ABOUT THIS EXERCISE |
Find every line in the records below that holds the word "active", and copy it out.

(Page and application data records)
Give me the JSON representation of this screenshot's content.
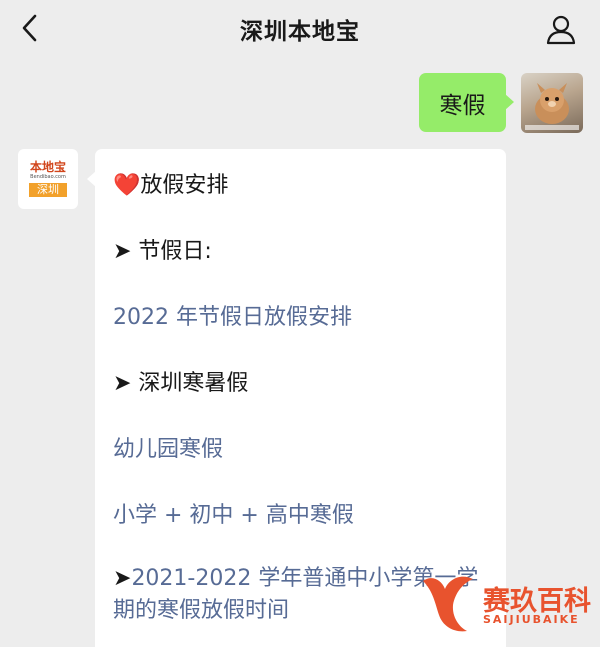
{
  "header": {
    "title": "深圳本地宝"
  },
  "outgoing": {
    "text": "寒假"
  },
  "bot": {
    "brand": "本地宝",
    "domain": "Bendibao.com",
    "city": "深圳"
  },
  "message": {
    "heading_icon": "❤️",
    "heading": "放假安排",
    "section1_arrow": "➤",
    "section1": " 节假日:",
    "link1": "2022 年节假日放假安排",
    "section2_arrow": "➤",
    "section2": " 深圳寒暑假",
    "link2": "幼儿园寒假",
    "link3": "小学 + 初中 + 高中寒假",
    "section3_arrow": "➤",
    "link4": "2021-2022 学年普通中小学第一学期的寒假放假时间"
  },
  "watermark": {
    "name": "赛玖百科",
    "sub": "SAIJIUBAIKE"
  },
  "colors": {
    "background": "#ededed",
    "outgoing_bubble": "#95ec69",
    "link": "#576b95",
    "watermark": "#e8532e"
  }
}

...

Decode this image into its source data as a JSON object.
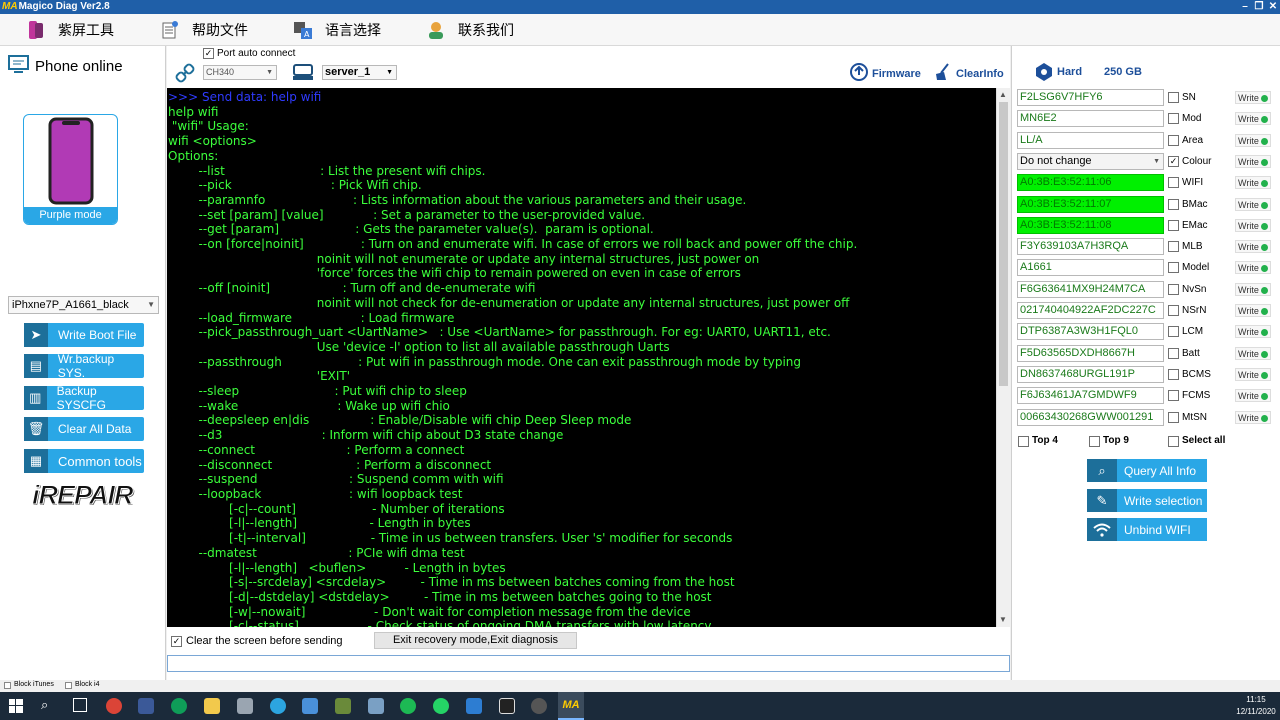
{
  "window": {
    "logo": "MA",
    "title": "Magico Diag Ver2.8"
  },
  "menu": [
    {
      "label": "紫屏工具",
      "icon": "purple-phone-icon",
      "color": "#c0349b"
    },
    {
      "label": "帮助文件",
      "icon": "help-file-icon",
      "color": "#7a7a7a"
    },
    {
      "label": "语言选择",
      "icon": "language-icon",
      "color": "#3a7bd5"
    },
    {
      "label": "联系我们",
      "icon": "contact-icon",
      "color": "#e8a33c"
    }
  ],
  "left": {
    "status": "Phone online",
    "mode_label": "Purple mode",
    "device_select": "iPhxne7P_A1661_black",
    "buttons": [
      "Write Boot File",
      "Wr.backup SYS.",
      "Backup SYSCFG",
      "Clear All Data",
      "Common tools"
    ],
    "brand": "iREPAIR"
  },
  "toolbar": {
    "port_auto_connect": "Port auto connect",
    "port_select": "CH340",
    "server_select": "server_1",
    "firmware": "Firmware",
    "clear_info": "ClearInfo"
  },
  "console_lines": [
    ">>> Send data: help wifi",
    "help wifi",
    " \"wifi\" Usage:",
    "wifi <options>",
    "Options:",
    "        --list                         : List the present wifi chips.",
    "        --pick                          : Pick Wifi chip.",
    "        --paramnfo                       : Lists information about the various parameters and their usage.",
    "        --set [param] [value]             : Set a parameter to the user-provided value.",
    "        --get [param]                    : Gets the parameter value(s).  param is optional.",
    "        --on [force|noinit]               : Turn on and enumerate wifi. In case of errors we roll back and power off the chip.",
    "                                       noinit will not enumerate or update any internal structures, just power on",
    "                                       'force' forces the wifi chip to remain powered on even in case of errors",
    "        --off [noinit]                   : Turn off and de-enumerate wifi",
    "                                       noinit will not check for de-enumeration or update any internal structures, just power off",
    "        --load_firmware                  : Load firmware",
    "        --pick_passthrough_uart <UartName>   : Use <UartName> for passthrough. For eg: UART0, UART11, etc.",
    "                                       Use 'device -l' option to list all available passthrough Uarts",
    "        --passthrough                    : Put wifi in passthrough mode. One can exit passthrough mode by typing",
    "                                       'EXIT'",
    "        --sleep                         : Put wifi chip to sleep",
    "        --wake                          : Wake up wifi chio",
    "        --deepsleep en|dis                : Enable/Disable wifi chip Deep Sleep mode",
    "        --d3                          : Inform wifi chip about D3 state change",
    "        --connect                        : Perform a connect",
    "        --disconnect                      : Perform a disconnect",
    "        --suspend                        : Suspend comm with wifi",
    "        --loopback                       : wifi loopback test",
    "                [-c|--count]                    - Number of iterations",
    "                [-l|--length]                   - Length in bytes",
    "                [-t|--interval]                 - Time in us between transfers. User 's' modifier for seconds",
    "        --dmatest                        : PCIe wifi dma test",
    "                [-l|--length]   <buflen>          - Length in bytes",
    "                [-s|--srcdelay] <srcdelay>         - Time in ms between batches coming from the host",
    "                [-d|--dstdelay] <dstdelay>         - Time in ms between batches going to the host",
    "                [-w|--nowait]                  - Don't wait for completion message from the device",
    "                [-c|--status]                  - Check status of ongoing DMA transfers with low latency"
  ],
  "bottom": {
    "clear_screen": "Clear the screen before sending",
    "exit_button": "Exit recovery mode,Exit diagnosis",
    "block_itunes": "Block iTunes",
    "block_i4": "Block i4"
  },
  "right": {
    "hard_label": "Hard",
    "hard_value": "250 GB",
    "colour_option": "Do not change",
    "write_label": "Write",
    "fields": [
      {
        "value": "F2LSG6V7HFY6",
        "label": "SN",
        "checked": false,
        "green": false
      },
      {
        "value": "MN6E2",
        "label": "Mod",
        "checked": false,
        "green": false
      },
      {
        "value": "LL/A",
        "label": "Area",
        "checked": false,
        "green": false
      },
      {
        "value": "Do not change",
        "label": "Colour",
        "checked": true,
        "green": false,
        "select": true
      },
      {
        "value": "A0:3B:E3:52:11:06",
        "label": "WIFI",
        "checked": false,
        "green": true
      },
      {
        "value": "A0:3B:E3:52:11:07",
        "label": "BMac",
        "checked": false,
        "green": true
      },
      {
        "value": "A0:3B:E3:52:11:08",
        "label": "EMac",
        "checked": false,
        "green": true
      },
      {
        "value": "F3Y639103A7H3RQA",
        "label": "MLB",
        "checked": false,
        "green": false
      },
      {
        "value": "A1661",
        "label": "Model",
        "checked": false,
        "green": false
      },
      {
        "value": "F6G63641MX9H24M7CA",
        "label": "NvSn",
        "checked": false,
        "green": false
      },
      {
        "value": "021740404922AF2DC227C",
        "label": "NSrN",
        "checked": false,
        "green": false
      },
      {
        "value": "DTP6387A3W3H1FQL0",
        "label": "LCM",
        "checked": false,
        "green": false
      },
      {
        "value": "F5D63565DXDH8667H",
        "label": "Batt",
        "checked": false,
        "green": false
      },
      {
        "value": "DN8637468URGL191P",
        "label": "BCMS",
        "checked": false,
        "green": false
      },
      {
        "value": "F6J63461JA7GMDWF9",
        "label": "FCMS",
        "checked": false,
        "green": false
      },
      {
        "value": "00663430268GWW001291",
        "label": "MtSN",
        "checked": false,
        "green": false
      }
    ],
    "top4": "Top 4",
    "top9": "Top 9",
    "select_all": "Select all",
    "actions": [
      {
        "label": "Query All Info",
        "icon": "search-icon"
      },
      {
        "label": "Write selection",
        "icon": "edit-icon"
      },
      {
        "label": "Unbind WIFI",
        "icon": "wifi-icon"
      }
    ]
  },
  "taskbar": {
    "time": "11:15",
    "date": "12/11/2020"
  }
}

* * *

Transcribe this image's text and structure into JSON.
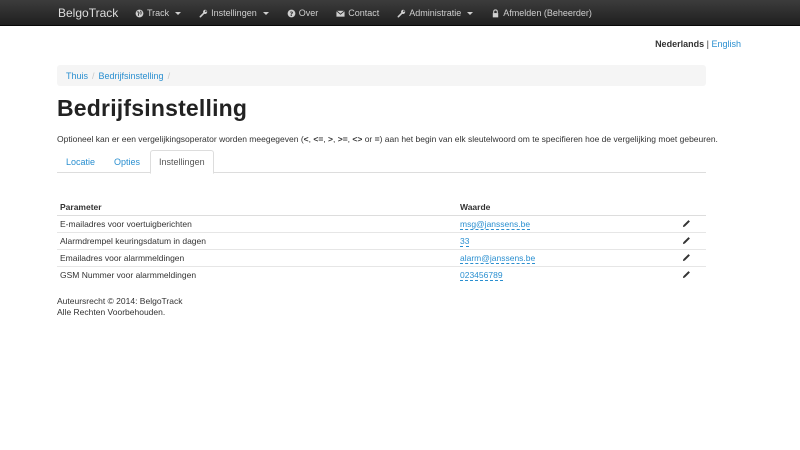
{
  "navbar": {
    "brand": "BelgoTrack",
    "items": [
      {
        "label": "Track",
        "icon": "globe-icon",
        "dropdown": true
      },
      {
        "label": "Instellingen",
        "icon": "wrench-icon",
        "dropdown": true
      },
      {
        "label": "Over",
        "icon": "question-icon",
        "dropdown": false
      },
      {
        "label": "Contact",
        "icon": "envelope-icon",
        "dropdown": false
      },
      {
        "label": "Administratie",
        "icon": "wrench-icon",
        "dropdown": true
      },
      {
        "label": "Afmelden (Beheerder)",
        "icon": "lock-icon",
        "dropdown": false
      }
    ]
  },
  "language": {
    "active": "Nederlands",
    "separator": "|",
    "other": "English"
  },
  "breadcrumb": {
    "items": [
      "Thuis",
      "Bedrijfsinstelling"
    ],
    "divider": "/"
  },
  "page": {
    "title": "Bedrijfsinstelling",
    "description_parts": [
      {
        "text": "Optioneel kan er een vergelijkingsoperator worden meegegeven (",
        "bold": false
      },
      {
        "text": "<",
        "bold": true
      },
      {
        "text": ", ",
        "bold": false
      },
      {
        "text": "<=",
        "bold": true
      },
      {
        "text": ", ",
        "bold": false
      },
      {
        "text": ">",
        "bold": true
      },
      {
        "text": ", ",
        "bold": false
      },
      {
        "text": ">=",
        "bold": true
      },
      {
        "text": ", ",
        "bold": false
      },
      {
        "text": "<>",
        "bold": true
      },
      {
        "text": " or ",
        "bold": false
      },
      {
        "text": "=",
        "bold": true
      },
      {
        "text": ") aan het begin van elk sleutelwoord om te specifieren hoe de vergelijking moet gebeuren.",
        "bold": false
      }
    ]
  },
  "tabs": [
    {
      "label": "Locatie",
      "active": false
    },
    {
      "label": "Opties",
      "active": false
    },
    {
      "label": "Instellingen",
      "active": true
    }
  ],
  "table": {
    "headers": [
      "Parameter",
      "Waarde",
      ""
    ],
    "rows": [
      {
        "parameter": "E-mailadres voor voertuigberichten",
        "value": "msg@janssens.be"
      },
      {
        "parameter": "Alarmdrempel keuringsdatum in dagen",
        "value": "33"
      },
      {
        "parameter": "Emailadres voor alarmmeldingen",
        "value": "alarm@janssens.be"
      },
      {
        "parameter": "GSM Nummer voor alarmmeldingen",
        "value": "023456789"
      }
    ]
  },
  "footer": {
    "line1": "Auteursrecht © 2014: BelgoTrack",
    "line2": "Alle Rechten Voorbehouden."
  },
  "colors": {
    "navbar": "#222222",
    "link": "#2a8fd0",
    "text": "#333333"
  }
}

EXERCISE ANSWER |
    "active": "Nederlands",
      "active": false
      "active": false
      "active": true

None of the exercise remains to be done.